**PROBLEM DESCRIPTION**
Only a number is expected in reply: the number of lines below that include the word "clicks".
*** Block opens ***
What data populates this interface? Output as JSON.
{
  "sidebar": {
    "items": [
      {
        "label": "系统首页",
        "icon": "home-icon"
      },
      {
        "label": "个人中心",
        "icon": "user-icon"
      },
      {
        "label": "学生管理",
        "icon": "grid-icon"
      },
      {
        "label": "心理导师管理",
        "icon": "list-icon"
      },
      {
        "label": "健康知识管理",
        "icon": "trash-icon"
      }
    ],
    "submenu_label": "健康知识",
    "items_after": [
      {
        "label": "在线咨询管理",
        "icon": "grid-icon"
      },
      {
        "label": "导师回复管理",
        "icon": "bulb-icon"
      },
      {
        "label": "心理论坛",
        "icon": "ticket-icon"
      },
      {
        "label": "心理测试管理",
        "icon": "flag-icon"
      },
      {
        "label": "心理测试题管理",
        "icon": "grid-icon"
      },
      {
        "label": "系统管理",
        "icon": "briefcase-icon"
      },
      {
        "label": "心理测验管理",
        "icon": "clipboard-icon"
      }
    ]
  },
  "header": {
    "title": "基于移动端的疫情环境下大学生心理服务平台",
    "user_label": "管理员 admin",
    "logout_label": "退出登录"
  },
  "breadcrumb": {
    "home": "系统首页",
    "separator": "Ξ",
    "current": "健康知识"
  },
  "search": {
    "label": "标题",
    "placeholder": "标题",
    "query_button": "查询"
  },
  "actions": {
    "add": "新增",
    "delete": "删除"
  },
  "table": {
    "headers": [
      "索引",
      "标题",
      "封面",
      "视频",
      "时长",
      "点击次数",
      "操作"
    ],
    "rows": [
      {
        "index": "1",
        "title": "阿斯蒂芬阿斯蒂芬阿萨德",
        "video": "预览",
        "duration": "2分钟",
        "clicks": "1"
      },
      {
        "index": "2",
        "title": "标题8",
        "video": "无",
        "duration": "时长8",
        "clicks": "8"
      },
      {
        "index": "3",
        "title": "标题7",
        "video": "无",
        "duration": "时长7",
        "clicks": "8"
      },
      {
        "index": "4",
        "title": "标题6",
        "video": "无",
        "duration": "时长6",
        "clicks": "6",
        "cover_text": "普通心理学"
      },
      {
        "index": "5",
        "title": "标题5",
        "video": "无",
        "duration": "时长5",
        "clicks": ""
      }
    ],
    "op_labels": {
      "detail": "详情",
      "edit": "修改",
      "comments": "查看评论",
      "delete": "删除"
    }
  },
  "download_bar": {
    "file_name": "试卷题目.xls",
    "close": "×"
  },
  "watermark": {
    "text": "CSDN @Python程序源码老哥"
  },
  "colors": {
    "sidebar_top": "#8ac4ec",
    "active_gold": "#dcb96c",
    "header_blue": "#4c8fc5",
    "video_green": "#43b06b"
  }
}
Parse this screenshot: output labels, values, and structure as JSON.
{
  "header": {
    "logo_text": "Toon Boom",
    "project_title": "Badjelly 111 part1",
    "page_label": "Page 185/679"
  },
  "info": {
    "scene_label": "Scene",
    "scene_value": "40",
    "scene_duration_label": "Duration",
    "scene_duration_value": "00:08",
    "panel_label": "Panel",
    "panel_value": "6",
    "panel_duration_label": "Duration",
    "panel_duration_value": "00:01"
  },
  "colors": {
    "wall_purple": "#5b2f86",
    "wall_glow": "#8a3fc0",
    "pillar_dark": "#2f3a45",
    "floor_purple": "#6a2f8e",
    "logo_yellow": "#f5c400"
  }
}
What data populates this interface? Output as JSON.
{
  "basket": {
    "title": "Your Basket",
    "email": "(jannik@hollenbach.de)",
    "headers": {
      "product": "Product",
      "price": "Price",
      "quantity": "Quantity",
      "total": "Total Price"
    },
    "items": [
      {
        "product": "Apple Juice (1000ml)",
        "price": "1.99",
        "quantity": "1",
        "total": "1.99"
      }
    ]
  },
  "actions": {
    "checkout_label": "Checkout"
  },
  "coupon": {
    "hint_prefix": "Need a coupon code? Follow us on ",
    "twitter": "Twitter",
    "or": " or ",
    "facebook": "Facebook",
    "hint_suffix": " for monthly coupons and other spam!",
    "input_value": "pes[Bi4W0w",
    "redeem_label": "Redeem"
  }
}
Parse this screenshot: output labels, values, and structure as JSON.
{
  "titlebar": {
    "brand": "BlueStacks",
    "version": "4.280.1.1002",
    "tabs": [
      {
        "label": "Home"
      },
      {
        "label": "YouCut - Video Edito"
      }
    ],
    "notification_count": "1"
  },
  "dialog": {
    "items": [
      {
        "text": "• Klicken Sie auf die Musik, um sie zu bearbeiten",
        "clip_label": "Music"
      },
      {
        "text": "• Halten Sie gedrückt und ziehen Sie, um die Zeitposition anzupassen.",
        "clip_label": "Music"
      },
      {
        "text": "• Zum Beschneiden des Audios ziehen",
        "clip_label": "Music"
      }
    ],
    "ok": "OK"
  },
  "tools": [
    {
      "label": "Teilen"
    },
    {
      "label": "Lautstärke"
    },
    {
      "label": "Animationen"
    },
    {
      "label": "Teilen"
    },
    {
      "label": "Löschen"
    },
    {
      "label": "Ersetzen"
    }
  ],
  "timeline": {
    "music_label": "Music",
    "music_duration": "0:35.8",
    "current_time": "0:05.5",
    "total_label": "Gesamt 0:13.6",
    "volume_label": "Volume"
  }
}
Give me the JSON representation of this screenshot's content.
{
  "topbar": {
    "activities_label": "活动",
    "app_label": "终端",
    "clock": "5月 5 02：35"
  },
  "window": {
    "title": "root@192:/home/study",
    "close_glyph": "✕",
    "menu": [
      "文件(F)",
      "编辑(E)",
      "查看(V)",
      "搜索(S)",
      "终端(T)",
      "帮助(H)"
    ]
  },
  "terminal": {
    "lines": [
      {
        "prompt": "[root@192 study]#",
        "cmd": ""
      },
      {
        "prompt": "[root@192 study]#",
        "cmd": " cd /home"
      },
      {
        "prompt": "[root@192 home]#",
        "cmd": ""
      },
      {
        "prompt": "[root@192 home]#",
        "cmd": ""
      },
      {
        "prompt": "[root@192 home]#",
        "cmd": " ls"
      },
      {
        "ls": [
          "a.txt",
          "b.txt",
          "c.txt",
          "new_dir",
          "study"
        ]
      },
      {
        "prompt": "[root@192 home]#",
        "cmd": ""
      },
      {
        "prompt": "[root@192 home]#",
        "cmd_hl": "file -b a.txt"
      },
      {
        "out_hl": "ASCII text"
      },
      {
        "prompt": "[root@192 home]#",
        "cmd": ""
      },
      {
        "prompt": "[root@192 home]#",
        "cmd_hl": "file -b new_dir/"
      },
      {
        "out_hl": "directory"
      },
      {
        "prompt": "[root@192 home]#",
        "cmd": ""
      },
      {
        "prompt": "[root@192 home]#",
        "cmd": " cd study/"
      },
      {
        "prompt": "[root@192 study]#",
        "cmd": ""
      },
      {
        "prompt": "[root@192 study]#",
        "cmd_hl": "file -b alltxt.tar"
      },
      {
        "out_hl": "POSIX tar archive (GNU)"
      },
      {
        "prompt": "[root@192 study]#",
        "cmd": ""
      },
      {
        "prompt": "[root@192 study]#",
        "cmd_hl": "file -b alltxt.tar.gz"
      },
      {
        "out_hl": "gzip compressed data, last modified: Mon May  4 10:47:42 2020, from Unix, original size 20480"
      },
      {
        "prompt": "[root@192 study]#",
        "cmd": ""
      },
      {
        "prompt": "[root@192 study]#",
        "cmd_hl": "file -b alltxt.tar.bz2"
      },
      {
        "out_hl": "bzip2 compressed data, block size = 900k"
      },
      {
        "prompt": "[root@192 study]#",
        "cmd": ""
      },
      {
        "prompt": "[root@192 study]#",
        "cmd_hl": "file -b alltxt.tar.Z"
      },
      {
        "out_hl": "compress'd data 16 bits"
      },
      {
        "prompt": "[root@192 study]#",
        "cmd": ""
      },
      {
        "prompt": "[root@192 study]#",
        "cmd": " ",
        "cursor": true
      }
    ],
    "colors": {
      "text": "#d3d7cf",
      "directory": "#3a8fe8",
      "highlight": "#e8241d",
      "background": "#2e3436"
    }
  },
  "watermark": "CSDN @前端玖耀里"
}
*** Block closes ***
**EXERCISE ANSWER**
5